When all of our surival needs are taken care of people pursue what Kaczynski calls "surrogate activities" to replace the survival activities. Surrogate activities include an interest in sports or television or a hobby or even work or the pursuit of some obscure intellectual interest. None of these can give an individual the same sense of autonomy or freedom that one gains from looking after one’s own survival needs; they can only, at best, allow the individual to subjectively feel like he or she has something to work on. As we move further and further along the trajectory of technological advancement, life inevitably becomes more and more meaningless as it progressively has less and less purpose. Is it really any wonder, then, that so many people suffer from mental illness when the only thing they can ever hope to accomplish in their lives is to just “play around” at some surrogate activity which become ever-more trivial as the technological system progresses?

In writing this essay, I didn’t hope to try to offer any definitive solution to this crisis. I also feel that I may very well be ending this discussion a little abruptly. The purpose of the essay was to relay the evolution of my own psychology and philosophical outlook and to hopefully give the reader an understanding of how we got to where we are today. It may even give the reader some solace in the fact that if they find themselves suffering psychologically that it's not really them but the utterly miserable system they have been born into. Nietzsche once said that “modern man doesn’t know why he suffers.” I think that is even more true today than in the late 19th century when Nietzsche wrote these words. Modern people really do suffer and many don’t seem to know why that is the case.

I think I will wrap it up with this important observation.

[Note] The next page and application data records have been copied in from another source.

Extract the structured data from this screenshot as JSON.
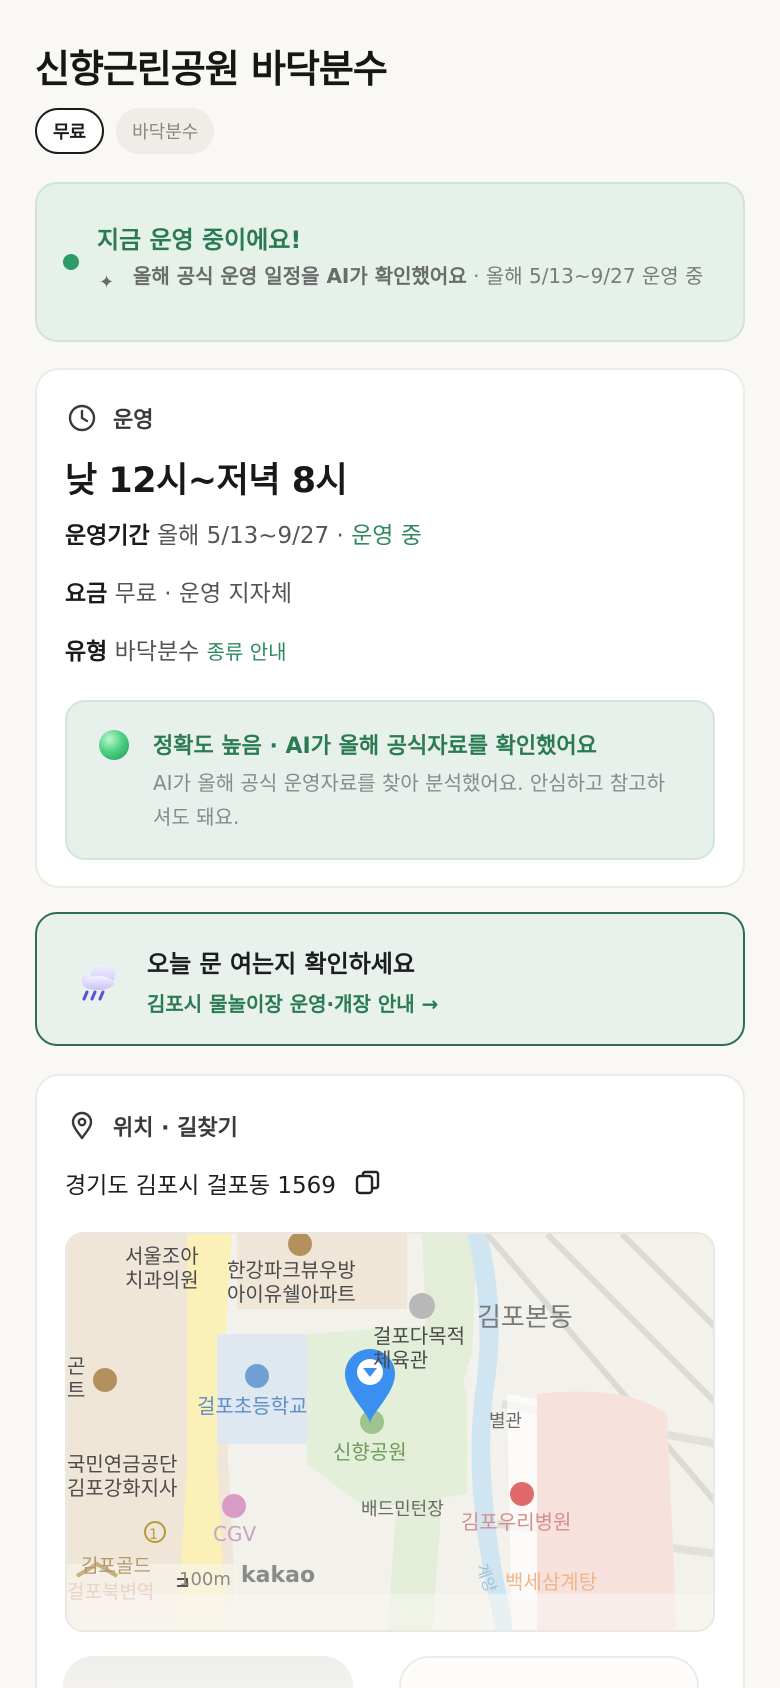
{
  "title": "신향근린공원 바닥분수",
  "chips": {
    "fee": "무료",
    "type": "바닥분수"
  },
  "status": {
    "headline": "지금 운영 중이에요!",
    "ai_note": "올해 공식 운영 일정을 AI가 확인했어요",
    "detail": " · 올해 5/13~9/27 운영 중"
  },
  "operation": {
    "section_label": "운영",
    "hours": "낮 12시~저녁 8시",
    "period_label": "운영기간",
    "period_value": "올해 5/13~9/27 · ",
    "period_status": "운영 중",
    "fee_label": "요금",
    "fee_value": "무료 · 운영 지자체",
    "type_label": "유형",
    "type_value": "바닥분수 ",
    "type_link": "종류 안내",
    "accuracy": {
      "headline": "정확도 높음 · AI가 올해 공식자료를 확인했어요",
      "body": "AI가 올해 공식 운영자료를 찾아 분석했어요. 안심하고 참고하셔도 돼요."
    }
  },
  "check": {
    "headline": "오늘 문 여는지 확인하세요",
    "link": "김포시 물놀이장 운영·개장 안내 →"
  },
  "location": {
    "section_label": "위치 · 길찾기",
    "address": "경기도 김포시 걸포동 1569",
    "map_labels": {
      "dental": "서울조아\n치과의원",
      "apt": "한강파크뷰우방\n아이유쉘아파트",
      "gym": "걸포다목적\n체육관",
      "district": "김포본동",
      "school": "걸포초등학교",
      "park": "신향공원",
      "annex": "별관",
      "pension": "국민연금공단\n김포강화지사",
      "badminton": "배드민턴장",
      "hospital": "김포우리병원",
      "cgv": "CGV",
      "gold": "김포골드",
      "station": "걸포북변역",
      "restaurant": "백세삼계탕",
      "left_edge": "곤\n트",
      "stream": "계양",
      "scale": "100m",
      "brand": "kakao",
      "badge_1": "1"
    }
  },
  "colors": {
    "accent_green": "#2a7a52",
    "status_bg": "#e6f1ea",
    "marker_blue": "#3b8ff0"
  }
}
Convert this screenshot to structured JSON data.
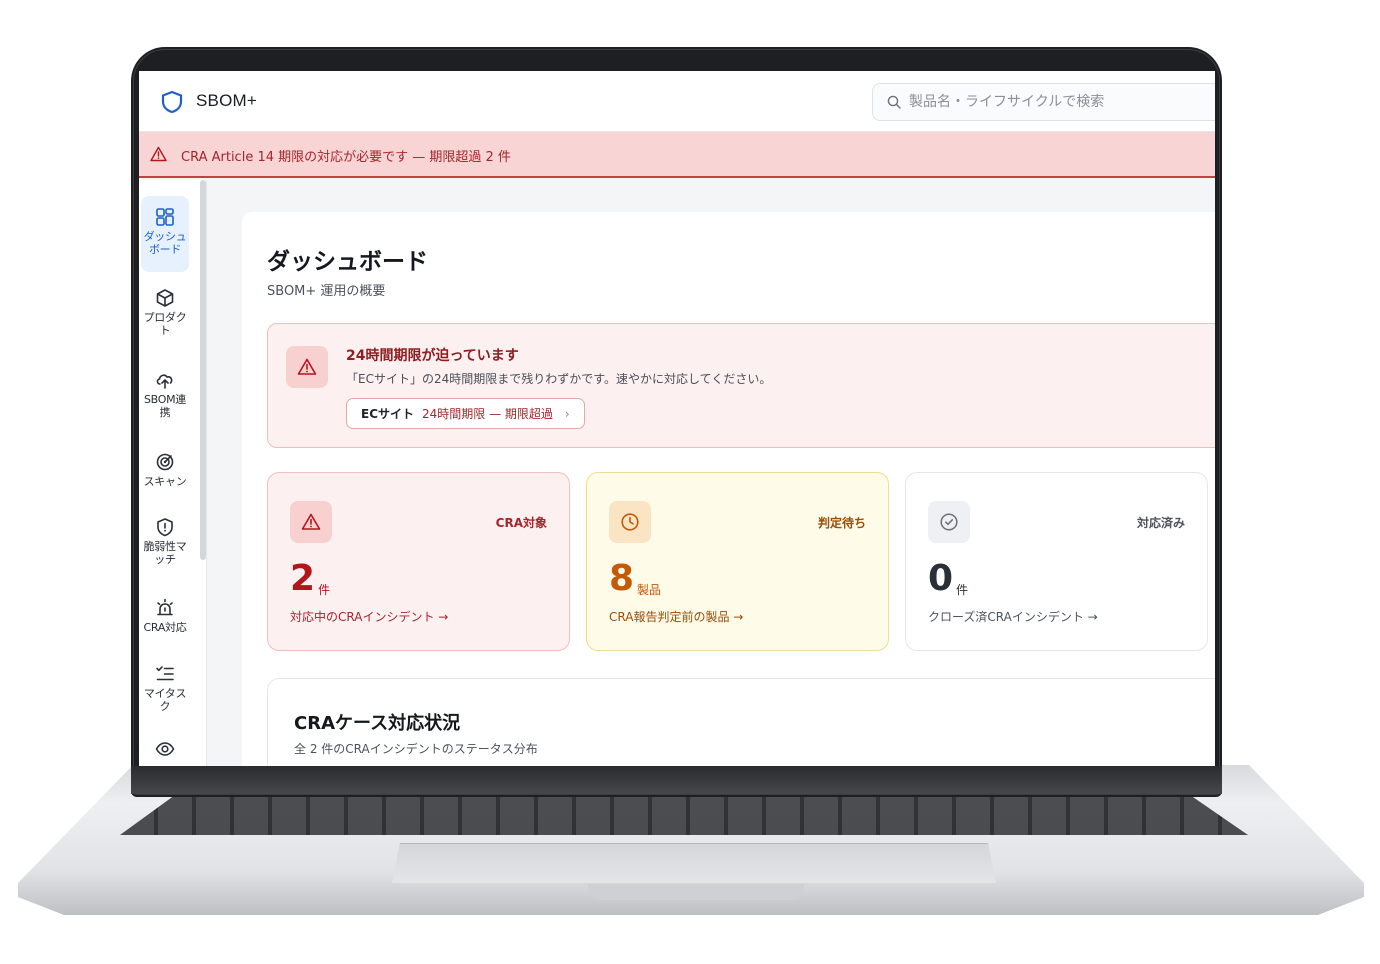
{
  "app": {
    "title": "SBOM+"
  },
  "search": {
    "placeholder": "製品名・ライフサイクルで検索"
  },
  "alert_banner": {
    "text": "CRA Article 14 期限の対応が必要です — 期限超過 2 件"
  },
  "sidebar": {
    "items": [
      {
        "label": "ダッシュボード",
        "icon": "dashboard-icon",
        "active": true
      },
      {
        "label": "プロダクト",
        "icon": "cube-icon"
      },
      {
        "label": "SBOM連携",
        "icon": "cloud-upload-icon"
      },
      {
        "label": "スキャン",
        "icon": "radar-icon"
      },
      {
        "label": "脆弱性マッチ",
        "icon": "shield-alert-icon"
      },
      {
        "label": "CRA対応",
        "icon": "siren-icon"
      },
      {
        "label": "マイタスク",
        "icon": "checklist-icon"
      },
      {
        "label": "",
        "icon": "eye-icon"
      }
    ]
  },
  "page": {
    "title": "ダッシュボード",
    "subtitle": "SBOM+ 運用の概要"
  },
  "deadline_warning": {
    "title": "24時間期限が迫っています",
    "description": "「ECサイト」の24時間期限まで残りわずかです。速やかに対応してください。",
    "chip": {
      "product": "ECサイト",
      "status": "24時間期限 — 期限超過"
    }
  },
  "stats": [
    {
      "label": "CRA対象",
      "value": "2",
      "unit": "件",
      "link": "対応中のCRAインシデント →",
      "color": "#b3151c"
    },
    {
      "label": "判定待ち",
      "value": "8",
      "unit": "製品",
      "link": "CRA報告判定前の製品 →",
      "color": "#c45a07"
    },
    {
      "label": "対応済み",
      "value": "0",
      "unit": "件",
      "link": "クローズ済CRAインシデント →",
      "color": "#2b2f36"
    }
  ],
  "cases": {
    "title": "CRAケース対応状況",
    "subtitle": "全 2 件のCRAインシデントのステータス分布"
  },
  "colors": {
    "accent": "#1d5fd0",
    "danger": "#c24141",
    "warning": "#c45a07"
  }
}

When I spend time in nature, and especially as the longer that I spend in nature, the more at peace I am with the world around me. My levels of anxiety and psychological issues drifty away in nature. The spiritual world and the natural world are inextricably linked or possibly even the same thing. That is an important thing to be aware of when we think about our understanding of mental illness, as well as when we think about society and the modern world and all of its problems.